§ **Your task**: Output all of the entries beneath, exactly as written.

§ **Collected data entries**:
= Beginning of Section =

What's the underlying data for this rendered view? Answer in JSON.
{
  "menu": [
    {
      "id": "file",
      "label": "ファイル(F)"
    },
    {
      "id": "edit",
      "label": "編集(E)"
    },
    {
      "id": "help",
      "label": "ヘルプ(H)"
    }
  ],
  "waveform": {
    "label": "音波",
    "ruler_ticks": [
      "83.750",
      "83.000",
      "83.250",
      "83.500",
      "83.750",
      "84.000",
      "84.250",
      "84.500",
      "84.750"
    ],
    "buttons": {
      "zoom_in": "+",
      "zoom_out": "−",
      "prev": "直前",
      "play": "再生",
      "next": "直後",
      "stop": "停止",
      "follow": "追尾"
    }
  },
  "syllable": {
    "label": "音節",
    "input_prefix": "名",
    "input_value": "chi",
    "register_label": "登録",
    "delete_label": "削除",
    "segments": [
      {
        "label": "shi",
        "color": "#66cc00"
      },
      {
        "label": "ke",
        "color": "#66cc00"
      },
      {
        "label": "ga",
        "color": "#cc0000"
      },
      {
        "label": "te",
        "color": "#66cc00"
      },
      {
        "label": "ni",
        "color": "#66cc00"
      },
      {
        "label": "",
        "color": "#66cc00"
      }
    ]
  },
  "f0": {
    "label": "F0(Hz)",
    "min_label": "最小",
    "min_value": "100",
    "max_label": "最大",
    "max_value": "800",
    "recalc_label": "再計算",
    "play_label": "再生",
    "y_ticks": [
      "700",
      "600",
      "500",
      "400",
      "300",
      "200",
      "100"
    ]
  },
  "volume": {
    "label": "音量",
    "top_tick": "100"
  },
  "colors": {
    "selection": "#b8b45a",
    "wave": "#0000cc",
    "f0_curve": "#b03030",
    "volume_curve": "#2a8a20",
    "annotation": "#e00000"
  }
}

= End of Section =

§ **Task output**:
What's the underlying data for this rendered view? Answer in JSON.
{
  "menu": [
    {
      "id": "file",
      "label": "ファイル(F)"
    },
    {
      "id": "edit",
      "label": "編集(E)"
    },
    {
      "id": "help",
      "label": "ヘルプ(H)"
    }
  ],
  "waveform": {
    "label": "音波",
    "ruler_ticks": [
      "83.750",
      "83.000",
      "83.250",
      "83.500",
      "83.750",
      "84.000",
      "84.250",
      "84.500",
      "84.750"
    ],
    "buttons": {
      "zoom_in": "+",
      "zoom_out": "−",
      "prev": "直前",
      "play": "再生",
      "next": "直後",
      "stop": "停止",
      "follow": "追尾"
    }
  },
  "syllable": {
    "label": "音節",
    "input_prefix": "名",
    "input_value": "chi",
    "register_label": "登録",
    "delete_label": "削除",
    "segments": [
      {
        "label": "shi",
        "color": "#66cc00"
      },
      {
        "label": "ke",
        "color": "#66cc00"
      },
      {
        "label": "ga",
        "color": "#cc0000"
      },
      {
        "label": "te",
        "color": "#66cc00"
      },
      {
        "label": "ni",
        "color": "#66cc00"
      },
      {
        "label": "",
        "color": "#66cc00"
      }
    ]
  },
  "f0": {
    "label": "F0(Hz)",
    "min_label": "最小",
    "min_value": "100",
    "max_label": "最大",
    "max_value": "800",
    "recalc_label": "再計算",
    "play_label": "再生",
    "y_ticks": [
      "700",
      "600",
      "500",
      "400",
      "300",
      "200",
      "100"
    ]
  },
  "volume": {
    "label": "音量",
    "top_tick": "100"
  },
  "colors": {
    "selection": "#b8b45a",
    "wave": "#0000cc",
    "f0_curve": "#b03030",
    "volume_curve": "#2a8a20",
    "annotation": "#e00000"
  }
}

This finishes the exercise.